The Novak Djokovic saga took another twist. The world No. 1 is still on track to play in the Australian Open starting next week after a judge on Monday overturned (on procedural grounds) the decision by border officials to revoke Djokovic's visa because they felt his exemption to the country's vaccination requirement for foreign visitors was invalid. However, Australia's immigration minister has the power to deport Djokovic, and he may choose to wield it after the tennis star appears to have been caught in both a lie and some careless behaviour. Part of Djokovic's argument for not needing to be vaccinated against COVID-19 to enter Australia is that he claims he recently recovered from the illness, and thus has some natural immunity. But reporters discovered that, at the time Djokovic claimed to have been infected (and knew so), he did an interview and photo shoot in his native Serbia while not wearing a mask. Reports also pointed out that Djokovic's claim to Australian officials that he did not travel for 14 days prior to his flight to Melbourne is untrue based on social-media posts placing him in Serbia and in Spain during that period. Djokovic admitted via written statement today that he made an "error in judgement" by doing the interview when he was infected. He blamed the inaccurate travel declaration on his support team for "ticking the incorrect box" on his form. Read more about the latest in the Djokovic controversy here.

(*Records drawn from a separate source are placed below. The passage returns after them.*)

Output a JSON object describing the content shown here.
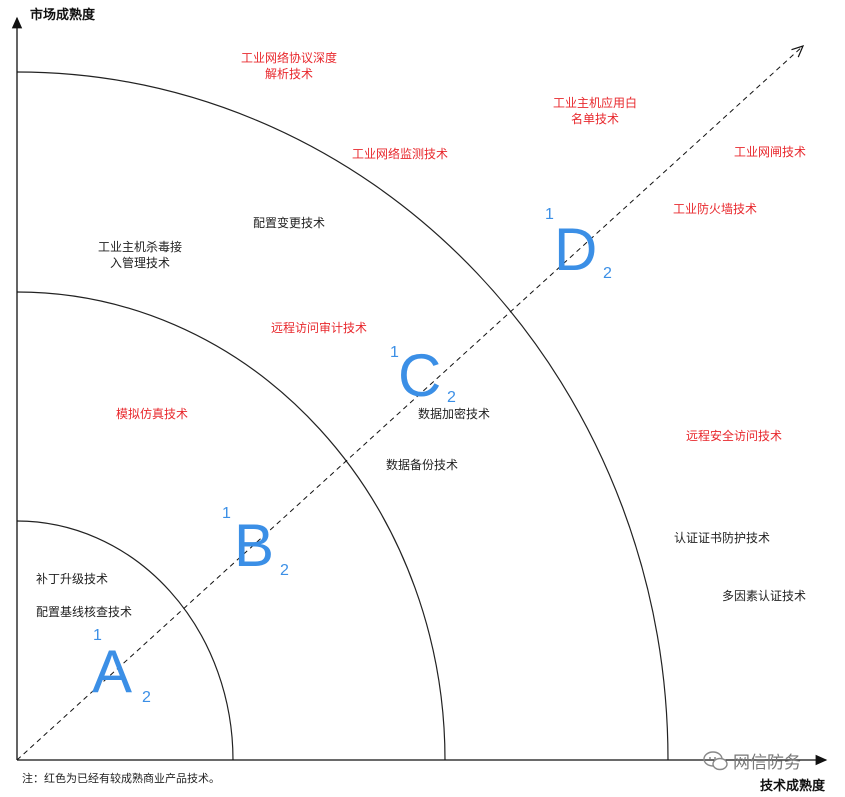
{
  "axes": {
    "y_title": "市场成熟度",
    "x_title": "技术成熟度"
  },
  "zones": [
    {
      "letter": "A",
      "sup": "1",
      "sub": "2"
    },
    {
      "letter": "B",
      "sup": "1",
      "sub": "2"
    },
    {
      "letter": "C",
      "sup": "1",
      "sub": "2"
    },
    {
      "letter": "D",
      "sup": "1",
      "sub": "2"
    }
  ],
  "technologies": [
    {
      "text": "工业网络协议深度\n解析技术",
      "mature": true
    },
    {
      "text": "工业主机应用白\n名单技术",
      "mature": true
    },
    {
      "text": "工业网络监测技术",
      "mature": true
    },
    {
      "text": "工业网闸技术",
      "mature": true
    },
    {
      "text": "工业防火墙技术",
      "mature": true
    },
    {
      "text": "配置变更技术",
      "mature": false
    },
    {
      "text": "工业主机杀毒接\n入管理技术",
      "mature": false
    },
    {
      "text": "远程访问审计技术",
      "mature": true
    },
    {
      "text": "模拟仿真技术",
      "mature": true
    },
    {
      "text": "数据加密技术",
      "mature": false
    },
    {
      "text": "数据备份技术",
      "mature": false
    },
    {
      "text": "远程安全访问技术",
      "mature": true
    },
    {
      "text": "认证证书防护技术",
      "mature": false
    },
    {
      "text": "多因素认证技术",
      "mature": false
    },
    {
      "text": "补丁升级技术",
      "mature": false
    },
    {
      "text": "配置基线核查技术",
      "mature": false
    }
  ],
  "note": "注：红色为已经有较成熟商业产品技术。",
  "watermark": "网信防务",
  "colors": {
    "mature": "#e8282d",
    "normal": "#222222",
    "zone": "#3b8fe6"
  }
}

The NHL had a Kodak moment. Last night in South Florida, the Panthers beat the visiting Canucks 5-2 to stay atop the Presidents' Trophy race with an NHL-best 24-7-5 record. But everybody on the internet is talking about the real story from the arena, which of course was Florida's Sam Reinhart racking up three points to continue his breakthrough season. I'm kidding, obviously. Everyone knows the big story was actually Panthers star Jonathan Huberdeau chipping in an assist to stay in the thick of the Art Ross Trophy race. And also, yeah, I guess this was interesting too.
Coming up on CBC Sports

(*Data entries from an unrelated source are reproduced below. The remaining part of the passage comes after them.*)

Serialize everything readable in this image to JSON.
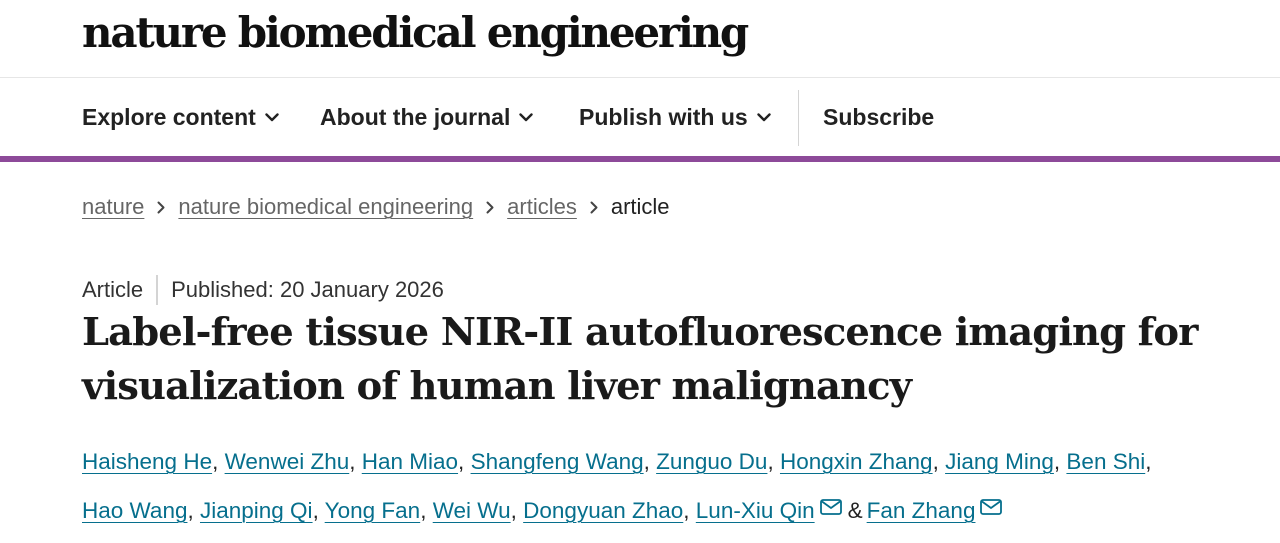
{
  "journal": {
    "title": "nature biomedical engineering"
  },
  "nav": {
    "items": [
      {
        "label": "Explore content",
        "icon": "chevron-down-icon"
      },
      {
        "label": "About the journal",
        "icon": "chevron-down-icon"
      },
      {
        "label": "Publish with us",
        "icon": "chevron-down-icon"
      }
    ],
    "subscribe": "Subscribe",
    "accent_color": "#8d4a99"
  },
  "breadcrumb": {
    "items": [
      "nature",
      "nature biomedical engineering",
      "articles"
    ],
    "current": "article"
  },
  "article": {
    "type": "Article",
    "published": "Published: 20 January 2026",
    "title": "Label-free tissue NIR-II autofluorescence imaging for visualization of human liver malignancy",
    "authors": [
      "Haisheng He",
      "Wenwei Zhu",
      "Han Miao",
      "Shangfeng Wang",
      "Zunguo Du",
      "Hongxin Zhang",
      "Jiang Ming",
      "Ben Shi",
      "Hao Wang",
      "Jianping Qi",
      "Yong Fan",
      "Wei Wu",
      "Dongyuan Zhao",
      "Lun-Xiu Qin",
      "Fan Zhang"
    ],
    "author_link_color": "#066f8d",
    "corresponding_icon": "mail-icon"
  }
}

Here's what you can live-stream today and Thursday on CBCSports.ca, the CBC Sports app and CBC Gem:
Freestyle skiing — aerials: The final World Cup event before the Olympics is taking place at Utah's Deer Valley. Watch it today at 5 p.m. ET.
Junior hockey: Watch a WHL battle between the Prince Albert Raiders and the Red Deer Rebels tonight at 9 p.m. ET.
Alpine skiing: It's time for one of the jewels of the World Cup circuit as this week's men's races happen on the revered Lauberhorn mountain in Wengen, Switzerland. Watch the super-G on Thursday at 6:30 a.m. ET. Back-to-back downhills go Friday and Saturday.
Figure skating: Watch the junior women's and men's free programs from the Canadian figure skating championships in Ottawa on Thursday at 10:50 a.m. ET and 2:10 p.m. ET, respectively.
Freestyle skiing — moguls: Canadian star Mikaël Kingsbury took back the men's World Cup lead from Japan's Ikuma Horishima with back-to-back victories last week at Mont-Tremblant, Que. This week's stop at Deer Valley is their last chance to square off before the Olympics. Watch the first of two competitions Thursday at 4 p.m. ET. The other goes Friday at the same time.
See the full CBC Sports streaming and broadcast schedule here.
You're up to speed. Talk to you tomorrow.